2)    Option #2 - The City hires one (1) additional full-time position to act as a contract manager. This person would oversee the program by performing public outreach  and hiring local tree contractors to perform all items included in option #1 (tree inventory, chemical treatments, tree removals, tree planting and forestry disposal services). This plan will also minimize the impact to the urban forest. However the cost is higher than option #1.

3)    Option #3 - The City hires a contract manager to coordinate the removal of dead Ash trees as they appear over the next 6-8 years. With little or no resources being allocated to treatment or replacement of these trees. This option is not recommended due its higher program cost, the depletion of the urban forest, the unpredictability of the pest population and increased public risk related to tree mortality.


Staff recommends implementation, and funding, of Option #1 beginning in April of 2016.  Chemical treatments will need to begin this spring to prevent damage to high value tree. New staff will also begin removal and replacement of trees in June.  Eventually all ash trees will be removed and replaced, but we want this to happen in managed system over 8-10 years so that it will not impact the overall appearance of the City.
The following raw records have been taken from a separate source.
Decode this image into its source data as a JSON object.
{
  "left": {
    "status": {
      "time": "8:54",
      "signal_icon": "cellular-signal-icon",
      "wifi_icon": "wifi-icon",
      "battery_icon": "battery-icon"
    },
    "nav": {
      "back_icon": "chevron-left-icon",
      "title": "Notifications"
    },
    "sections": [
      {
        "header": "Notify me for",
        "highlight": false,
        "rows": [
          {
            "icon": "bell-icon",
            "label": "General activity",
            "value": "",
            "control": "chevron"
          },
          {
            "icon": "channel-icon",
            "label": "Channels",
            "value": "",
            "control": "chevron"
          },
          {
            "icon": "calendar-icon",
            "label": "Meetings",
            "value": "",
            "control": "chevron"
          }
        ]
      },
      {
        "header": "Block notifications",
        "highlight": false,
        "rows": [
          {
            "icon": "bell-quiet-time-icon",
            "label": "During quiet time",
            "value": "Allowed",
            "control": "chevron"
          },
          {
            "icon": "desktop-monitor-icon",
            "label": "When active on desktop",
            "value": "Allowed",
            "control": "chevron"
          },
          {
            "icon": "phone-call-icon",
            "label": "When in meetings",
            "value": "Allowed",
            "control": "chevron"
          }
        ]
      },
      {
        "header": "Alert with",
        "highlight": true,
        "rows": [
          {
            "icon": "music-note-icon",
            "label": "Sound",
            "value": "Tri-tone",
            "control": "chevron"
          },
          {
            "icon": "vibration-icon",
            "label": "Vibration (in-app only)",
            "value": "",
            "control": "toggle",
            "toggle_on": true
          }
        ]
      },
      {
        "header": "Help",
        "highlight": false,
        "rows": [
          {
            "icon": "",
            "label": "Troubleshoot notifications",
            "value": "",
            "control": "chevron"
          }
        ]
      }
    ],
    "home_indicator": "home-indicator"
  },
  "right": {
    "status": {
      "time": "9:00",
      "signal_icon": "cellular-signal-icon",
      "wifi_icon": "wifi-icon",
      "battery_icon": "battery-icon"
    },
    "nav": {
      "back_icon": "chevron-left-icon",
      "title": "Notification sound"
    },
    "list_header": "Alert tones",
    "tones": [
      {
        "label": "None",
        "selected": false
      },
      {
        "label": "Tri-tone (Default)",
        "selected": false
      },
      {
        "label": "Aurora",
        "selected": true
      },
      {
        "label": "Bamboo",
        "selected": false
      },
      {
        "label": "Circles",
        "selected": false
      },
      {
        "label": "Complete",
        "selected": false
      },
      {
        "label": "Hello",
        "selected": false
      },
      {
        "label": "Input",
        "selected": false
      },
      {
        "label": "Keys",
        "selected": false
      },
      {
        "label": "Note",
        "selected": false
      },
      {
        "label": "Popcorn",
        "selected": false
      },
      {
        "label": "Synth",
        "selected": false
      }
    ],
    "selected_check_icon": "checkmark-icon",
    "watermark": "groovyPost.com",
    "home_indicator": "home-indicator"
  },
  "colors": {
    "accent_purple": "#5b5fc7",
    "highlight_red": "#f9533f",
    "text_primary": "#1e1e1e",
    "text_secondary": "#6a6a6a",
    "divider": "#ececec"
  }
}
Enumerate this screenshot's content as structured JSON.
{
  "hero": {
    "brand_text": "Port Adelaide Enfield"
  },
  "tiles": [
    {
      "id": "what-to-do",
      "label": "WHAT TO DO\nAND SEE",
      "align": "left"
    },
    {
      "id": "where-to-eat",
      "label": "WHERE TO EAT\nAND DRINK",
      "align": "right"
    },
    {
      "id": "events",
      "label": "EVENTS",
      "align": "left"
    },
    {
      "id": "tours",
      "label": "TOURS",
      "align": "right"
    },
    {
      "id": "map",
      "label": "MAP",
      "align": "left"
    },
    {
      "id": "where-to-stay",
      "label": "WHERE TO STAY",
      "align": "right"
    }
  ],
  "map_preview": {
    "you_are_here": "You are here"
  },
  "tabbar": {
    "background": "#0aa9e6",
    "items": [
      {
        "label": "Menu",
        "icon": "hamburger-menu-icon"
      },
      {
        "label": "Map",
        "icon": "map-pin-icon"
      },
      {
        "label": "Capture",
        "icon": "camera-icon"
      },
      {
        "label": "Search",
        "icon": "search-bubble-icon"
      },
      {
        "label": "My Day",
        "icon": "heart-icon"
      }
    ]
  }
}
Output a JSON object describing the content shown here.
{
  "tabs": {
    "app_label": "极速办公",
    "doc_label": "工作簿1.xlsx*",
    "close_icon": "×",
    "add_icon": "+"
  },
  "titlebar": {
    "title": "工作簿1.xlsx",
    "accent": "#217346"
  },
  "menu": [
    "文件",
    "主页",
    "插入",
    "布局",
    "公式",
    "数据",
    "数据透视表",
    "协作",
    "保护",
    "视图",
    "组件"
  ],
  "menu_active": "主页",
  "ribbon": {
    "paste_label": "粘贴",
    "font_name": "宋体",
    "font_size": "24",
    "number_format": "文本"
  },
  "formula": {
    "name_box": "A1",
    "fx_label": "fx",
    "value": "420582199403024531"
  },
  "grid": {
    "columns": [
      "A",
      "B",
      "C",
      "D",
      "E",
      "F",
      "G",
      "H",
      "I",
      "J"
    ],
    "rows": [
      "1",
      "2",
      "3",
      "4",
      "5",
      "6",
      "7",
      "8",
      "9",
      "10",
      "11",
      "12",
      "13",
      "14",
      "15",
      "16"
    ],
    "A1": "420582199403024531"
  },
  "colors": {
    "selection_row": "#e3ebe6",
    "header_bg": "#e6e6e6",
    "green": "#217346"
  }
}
Funds were not allocated for this program in the 2016 Parks & Recreation Budget. The $238,540 needed to begin implementation of the Option #1 management plan for 2016 will need to come from unallocated reserves funds. A mid-year budget amendment would need to be made reallocating funds for this program. Future budget requests will be submitted through the Capital Improvement Plan and budget process to continue the program though the year 2023


Action Requested

Authorize the Parks & Recreation staff to implement Option #1 of the Emerald Ash Borer Management Plan and authorize additional expenditures from the Sales Tax Reserve Fund in the amount of $238,540 for 2016.